--- DATA RECORDS Enclosed Below ---

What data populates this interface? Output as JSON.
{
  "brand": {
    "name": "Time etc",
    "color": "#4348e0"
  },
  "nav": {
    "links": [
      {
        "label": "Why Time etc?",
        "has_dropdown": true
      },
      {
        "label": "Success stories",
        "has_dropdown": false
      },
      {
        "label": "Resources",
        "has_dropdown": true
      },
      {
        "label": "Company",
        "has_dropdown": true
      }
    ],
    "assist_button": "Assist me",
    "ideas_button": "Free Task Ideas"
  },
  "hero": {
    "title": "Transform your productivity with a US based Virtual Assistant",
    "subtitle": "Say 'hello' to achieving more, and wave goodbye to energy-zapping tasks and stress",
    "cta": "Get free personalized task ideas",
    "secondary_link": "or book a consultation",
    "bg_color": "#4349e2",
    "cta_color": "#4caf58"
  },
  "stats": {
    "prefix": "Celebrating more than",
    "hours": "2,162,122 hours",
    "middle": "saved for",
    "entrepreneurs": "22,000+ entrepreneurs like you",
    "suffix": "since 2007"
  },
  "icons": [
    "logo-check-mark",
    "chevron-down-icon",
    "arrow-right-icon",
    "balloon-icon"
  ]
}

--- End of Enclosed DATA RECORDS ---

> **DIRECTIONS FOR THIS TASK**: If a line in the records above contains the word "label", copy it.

> **EXERCISE RESPONSE**:
        "label": "Why Time etc?",
        "label": "Success stories",
        "label": "Resources",
        "label": "Company",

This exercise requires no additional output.